Daghorn’s Mrs Hare is a powerhouse of a woman, vitriol and distain spewing from every line she delivers, which is contrasted within seconds via a quick costume change to the dewy innocence of William Burke’s love interest. Alex Parry’s Hare similarly to his wife is debauched, cutthroat and portrayed as much as a victim of circumstance as many of his victims, Wood delivers a wide-eyed innocence to a man who is purported to have stepped so far over the wrong side of the law. The three core characters’ journey is accompanied by the addition of excellent musical numbers (also performed by the actors), quick and off-the-cuff audience interaction and a plethora of sudden character switches. Something as simple as a different hat, a hunch and an accent is enough to convince us all of the ‘new’ person on stage, proving that these three actors have numerous strings to their bows.

burke-and-hare-the-watermill-theatre-alex-parry-katy-daghorn-and-hayden-wood-photo-by-philip-tull.jpg

Outrageous, hilarious and intelligent, the balance of onstage banter, nods to the audience and seamless multi-rolling allows the ensemble to traverse over the grim subject matter and keep audiences mesmerised by the dark humour. Directed by Abigail Pickard Price, this wicked and comical is not one to miss.

Burke & Hare, until December 21, Jermyn Street Theatre, St. James's, London SW1Y 6ST, 020 7287 2875. jermynstreettheatre.co.uk

Photos courtesy of Philip Tull.

More

The Art of Preservation: From the Victorian Terrarium to today’s Leafage

Elizabeth Finney meets Kay Suppamas, founder of Leafage, to unearth the history and potential of terrariums

Functional Fantasy: How glassblower Laura Smith creates her mystical pieces

Elizabeth Finney meets with glassblower Laura Smith to find out more about her personal blend of glass sculpture and functional products

Pure Brilliance: The History and Future of British Silversmithing
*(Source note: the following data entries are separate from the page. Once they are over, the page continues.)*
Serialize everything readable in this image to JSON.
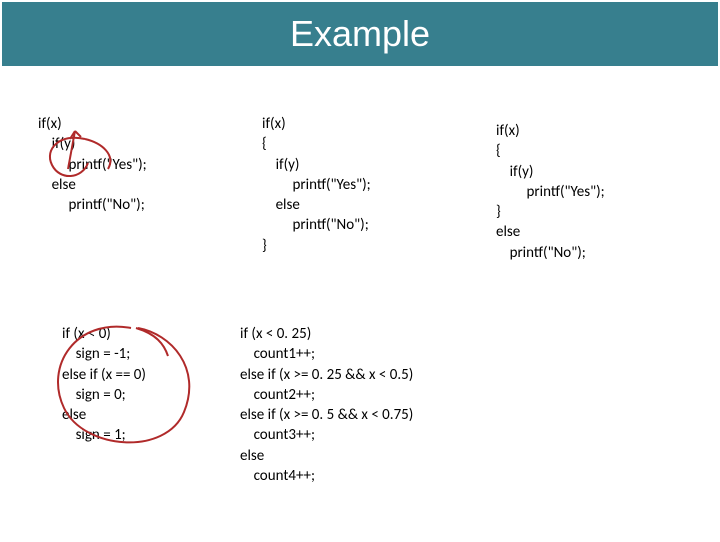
{
  "header": {
    "title": "Example"
  },
  "code": {
    "block1": "if(x)\n    if(y)\n         printf(\"Yes\");\n    else\n         printf(\"No\");",
    "block2": "if(x)\n{\n    if(y)\n         printf(\"Yes\");\n    else\n         printf(\"No\");\n}",
    "block3": "if(x)\n{\n    if(y)\n         printf(\"Yes\");\n}\nelse\n    printf(\"No\");",
    "block4": "if (x < 0)\n    sign = -1;\nelse if (x == 0)\n    sign = 0;\nelse\n    sign = 1;",
    "block5": "if (x < 0. 25)\n    count1++;\nelse if (x >= 0. 25 && x < 0.5)\n    count2++;\nelse if (x >= 0. 5 && x < 0.75)\n    count3++;\nelse\n    count4++;"
  }
}
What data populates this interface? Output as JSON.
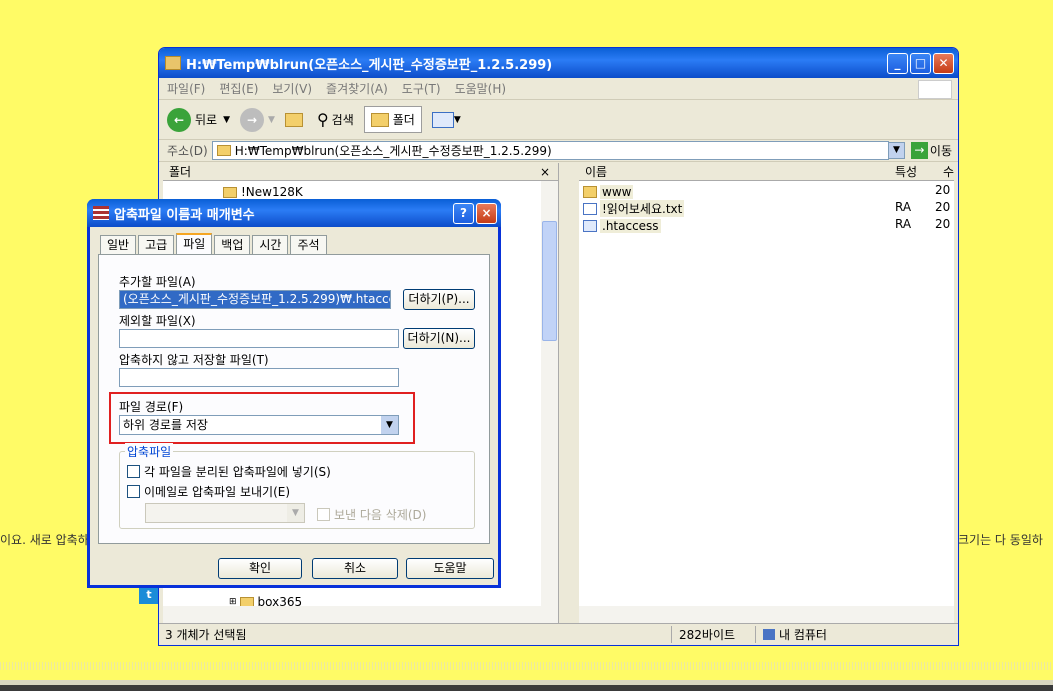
{
  "background": {
    "left_text": "이요. 새로 압축하",
    "right_text": "크기는 다 동일하",
    "twitter_icon": "twitter-icon"
  },
  "explorer": {
    "title": "H:₩Temp₩blrun(오픈소스_게시판_수정증보판_1.2.5.299)",
    "menu": [
      "파일(F)",
      "편집(E)",
      "보기(V)",
      "즐겨찾기(A)",
      "도구(T)",
      "도움말(H)"
    ],
    "toolbar": {
      "back": "뒤로",
      "search": "검색",
      "folders": "폴더"
    },
    "address_label": "주소(D)",
    "address_value": "H:₩Temp₩blrun(오픈소스_게시판_수정증보판_1.2.5.299)",
    "go_label": "이동",
    "folders_header": "폴더",
    "folders_close": "×",
    "tree_items": [
      "!New128K",
      "box365"
    ],
    "columns": {
      "name": "이름",
      "attr": "특성",
      "extra": "수"
    },
    "files": [
      {
        "name": "www",
        "attr": "",
        "extra": "20"
      },
      {
        "name": "!읽어보세요.txt",
        "attr": "RA",
        "extra": "20"
      },
      {
        "name": ".htaccess",
        "attr": "RA",
        "extra": "20"
      }
    ],
    "status": {
      "selection": "3 개체가 선택됨",
      "size": "282바이트",
      "location": "내 컴퓨터"
    }
  },
  "dialog": {
    "title": "압축파일 이름과 매개변수",
    "help_btn": "?",
    "close_btn": "×",
    "tabs": [
      "일반",
      "고급",
      "파일",
      "백업",
      "시간",
      "주석"
    ],
    "active_tab": "파일",
    "add_files_label": "추가할 파일(A)",
    "add_files_value": "(오픈소스_게시판_수정증보판_1.2.5.299)₩.htaccess",
    "add_btn": "더하기(P)...",
    "exclude_label": "제외할 파일(X)",
    "exclude_value": "",
    "exclude_btn": "더하기(N)...",
    "store_label": "압축하지 않고 저장할 파일(T)",
    "store_value": "",
    "path_label": "파일 경로(F)",
    "path_value": "하위 경로를 저장",
    "archive_group": "압축파일",
    "separate_archive": "각 파일을 분리된 압축파일에 넣기(S)",
    "email_archive": "이메일로 압축파일 보내기(E)",
    "delete_after": "보낸 다음 삭제(D)",
    "ok": "확인",
    "cancel": "취소",
    "help": "도움말"
  }
}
As the annual Goldsmiths’ Fair approaches, Marianne Dick casts an eye over the history and the future of British silversmithing